Earlier, we discussed the relationship between sound pressure, sound energy, and decibels. To complete the discussion, we also need to include the human perception of changes in sound. The left column shows a factor increase in relative sound energy, the middle column shows the corresponding increase in decibels, and the right column shows the human perception of these changes.
The same relationships hold true for noise decreases. For instance, a change of 0.5 times the relative energy corresponds with a decrease of 3 dBA, which is also barely perceptible; 0.316 times the relative energy reduces the noise level by 5 dBA, which is readily perceptible, and so on.
The first two columns exhibit an objective, mathematical relationship, but the third column is based on studies involving thousands of human volunteers over many years. These studies included laboratory tests in which a standard recorded noise was played at a reference level and various other levels.
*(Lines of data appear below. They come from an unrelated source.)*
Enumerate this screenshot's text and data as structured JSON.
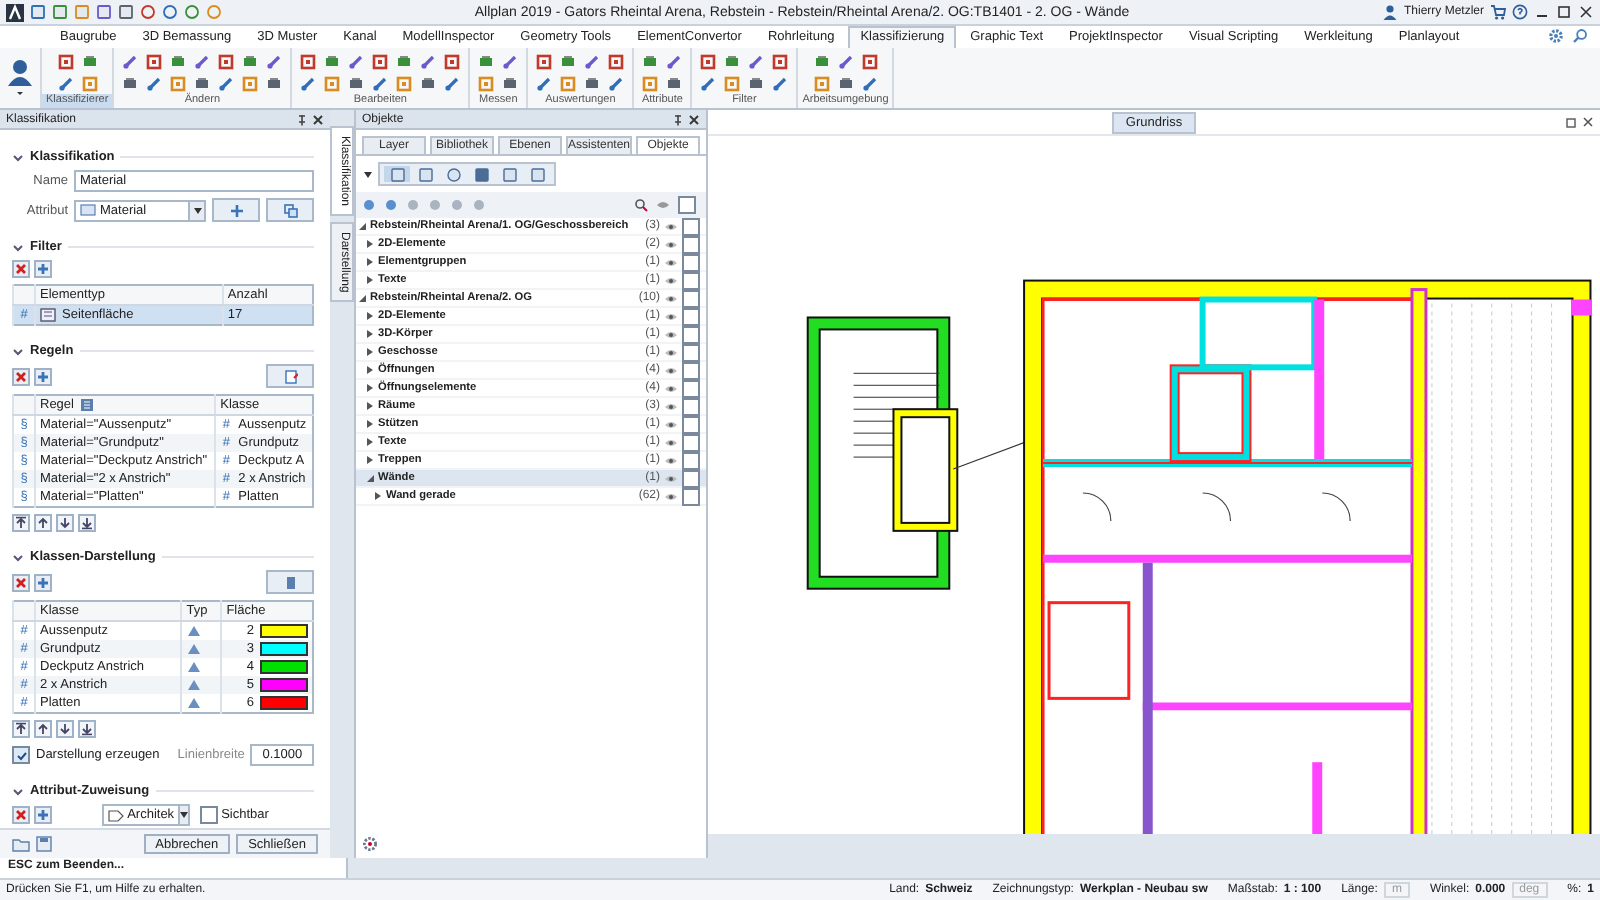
{
  "window": {
    "title": "Allplan 2019 - Gators Rheintal Arena, Rebstein - Rebstein/Rheintal Arena/2. OG:TB1401 - 2. OG - Wände",
    "user": "Thierry Metzler"
  },
  "ribbon": {
    "tabs": [
      {
        "label": "Baugrube",
        "selected": false
      },
      {
        "label": "3D Bemassung",
        "selected": false
      },
      {
        "label": "3D Muster",
        "selected": false
      },
      {
        "label": "Kanal",
        "selected": false
      },
      {
        "label": "ModellInspector",
        "selected": false
      },
      {
        "label": "Geometry Tools",
        "selected": false
      },
      {
        "label": "ElementConvertor",
        "selected": false
      },
      {
        "label": "Rohrleitung",
        "selected": false
      },
      {
        "label": "Klassifizierung",
        "selected": true
      },
      {
        "label": "Graphic Text",
        "selected": false
      },
      {
        "label": "ProjektInspector",
        "selected": false
      },
      {
        "label": "Visual Scripting",
        "selected": false
      },
      {
        "label": "Werkleitung",
        "selected": false
      },
      {
        "label": "Planlayout",
        "selected": false
      }
    ],
    "groups": [
      {
        "label": "Klassifizierer",
        "selected": true
      },
      {
        "label": "Ändern",
        "selected": false
      },
      {
        "label": "Bearbeiten",
        "selected": false
      },
      {
        "label": "Messen",
        "selected": false
      },
      {
        "label": "Auswertungen",
        "selected": false
      },
      {
        "label": "Attribute",
        "selected": false
      },
      {
        "label": "Filter",
        "selected": false
      },
      {
        "label": "Arbeitsumgebung",
        "selected": false
      }
    ]
  },
  "klassifikation_panel": {
    "title": "Klassifikation",
    "side_tabs": [
      {
        "label": "Klassifikation",
        "selected": true
      },
      {
        "label": "Darstellung",
        "selected": false
      }
    ],
    "klassifikation": {
      "heading": "Klassifikation",
      "name_label": "Name",
      "name_value": "Material",
      "attribut_label": "Attribut",
      "attribut_value": "Material"
    },
    "filter": {
      "heading": "Filter",
      "columns": [
        "Elementtyp",
        "Anzahl"
      ],
      "rows": [
        {
          "marker": "#",
          "cells": [
            "Seitenfläche",
            "17"
          ],
          "selected": true
        }
      ]
    },
    "regeln": {
      "heading": "Regeln",
      "columns": [
        "Regel",
        "Klasse"
      ],
      "rows": [
        {
          "marker": "§",
          "regel": "Material=\"Aussenputz\"",
          "klasse_marker": "#",
          "klasse": "Aussenputz"
        },
        {
          "marker": "§",
          "regel": "Material=\"Grundputz\"",
          "klasse_marker": "#",
          "klasse": "Grundputz"
        },
        {
          "marker": "§",
          "regel": "Material=\"Deckputz Anstrich\"",
          "klasse_marker": "#",
          "klasse": "Deckputz A"
        },
        {
          "marker": "§",
          "regel": "Material=\"2 x Anstrich\"",
          "klasse_marker": "#",
          "klasse": "2 x Anstrich"
        },
        {
          "marker": "§",
          "regel": "Material=\"Platten\"",
          "klasse_marker": "#",
          "klasse": "Platten"
        }
      ]
    },
    "klassen": {
      "heading": "Klassen-Darstellung",
      "columns": [
        "Klasse",
        "Typ",
        "Fläche"
      ],
      "rows": [
        {
          "marker": "#",
          "klasse": "Aussenputz",
          "number": "2",
          "color": "#ffff00"
        },
        {
          "marker": "#",
          "klasse": "Grundputz",
          "number": "3",
          "color": "#00ffff"
        },
        {
          "marker": "#",
          "klasse": "Deckputz Anstrich",
          "number": "4",
          "color": "#00e000"
        },
        {
          "marker": "#",
          "klasse": "2 x Anstrich",
          "number": "5",
          "color": "#ff00ff"
        },
        {
          "marker": "#",
          "klasse": "Platten",
          "number": "6",
          "color": "#ff0000"
        }
      ]
    },
    "darstellung_erzeugen": {
      "label": "Darstellung erzeugen",
      "checked": true
    },
    "linienbreite": {
      "label": "Linienbreite",
      "value": "0.1000"
    },
    "attribut_zuweisung": {
      "heading": "Attribut-Zuweisung",
      "dropdown": "Architek",
      "sichtbar": {
        "label": "Sichtbar",
        "checked": false
      }
    },
    "buttons": [
      "Abbrechen",
      "Schließen"
    ]
  },
  "objekte_panel": {
    "title": "Objekte",
    "all_checked": false,
    "tabs": [
      {
        "label": "Layer",
        "selected": false
      },
      {
        "label": "Bibliothek",
        "selected": false
      },
      {
        "label": "Ebenen",
        "selected": false
      },
      {
        "label": "Assistenten",
        "selected": false
      },
      {
        "label": "Objekte",
        "selected": true
      }
    ],
    "tree": [
      {
        "label": "Rebstein/Rheintal Arena/1. OG/Geschossbereich",
        "count": "(3)",
        "expanded": true,
        "selected": false,
        "children": [
          {
            "label": "2D-Elemente",
            "count": "(2)",
            "expanded": false,
            "selected": false
          },
          {
            "label": "Elementgruppen",
            "count": "(1)",
            "expanded": false,
            "selected": false
          },
          {
            "label": "Texte",
            "count": "(1)",
            "expanded": false,
            "selected": false
          }
        ]
      },
      {
        "label": "Rebstein/Rheintal Arena/2. OG",
        "count": "(10)",
        "expanded": true,
        "selected": false,
        "children": [
          {
            "label": "2D-Elemente",
            "count": "(1)",
            "expanded": false,
            "selected": false
          },
          {
            "label": "3D-Körper",
            "count": "(1)",
            "expanded": false,
            "selected": false
          },
          {
            "label": "Geschosse",
            "count": "(1)",
            "expanded": false,
            "selected": false
          },
          {
            "label": "Öffnungen",
            "count": "(4)",
            "expanded": false,
            "selected": false
          },
          {
            "label": "Öffnungselemente",
            "count": "(4)",
            "expanded": false,
            "selected": false
          },
          {
            "label": "Räume",
            "count": "(3)",
            "expanded": false,
            "selected": false
          },
          {
            "label": "Stützen",
            "count": "(1)",
            "expanded": false,
            "selected": false
          },
          {
            "label": "Texte",
            "count": "(1)",
            "expanded": false,
            "selected": false
          },
          {
            "label": "Treppen",
            "count": "(1)",
            "expanded": false,
            "selected": false
          },
          {
            "label": "Wände",
            "count": "(1)",
            "expanded": true,
            "selected": true,
            "children": [
              {
                "label": "Wand gerade",
                "count": "(62)",
                "expanded": false,
                "selected": false
              }
            ]
          }
        ]
      }
    ]
  },
  "drawing": {
    "tab": "Grundriss"
  },
  "status": {
    "esc_tab": "ESC zum Beenden...",
    "hint": "Drücken Sie F1, um Hilfe zu erhalten.",
    "fields": [
      {
        "label": "Land:",
        "value": "Schweiz"
      },
      {
        "label": "Zeichnungstyp:",
        "value": "Werkplan  -  Neubau sw"
      },
      {
        "label": "Maßstab:",
        "value": "1 : 100"
      },
      {
        "label": "Länge:",
        "unit": "m"
      },
      {
        "label": "Winkel:",
        "value": "0.000",
        "unit": "deg"
      },
      {
        "label": "%:",
        "value": "1"
      }
    ]
  }
}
Test subjects gave their subjective reactions after each comparison of the level of interest and the reference level.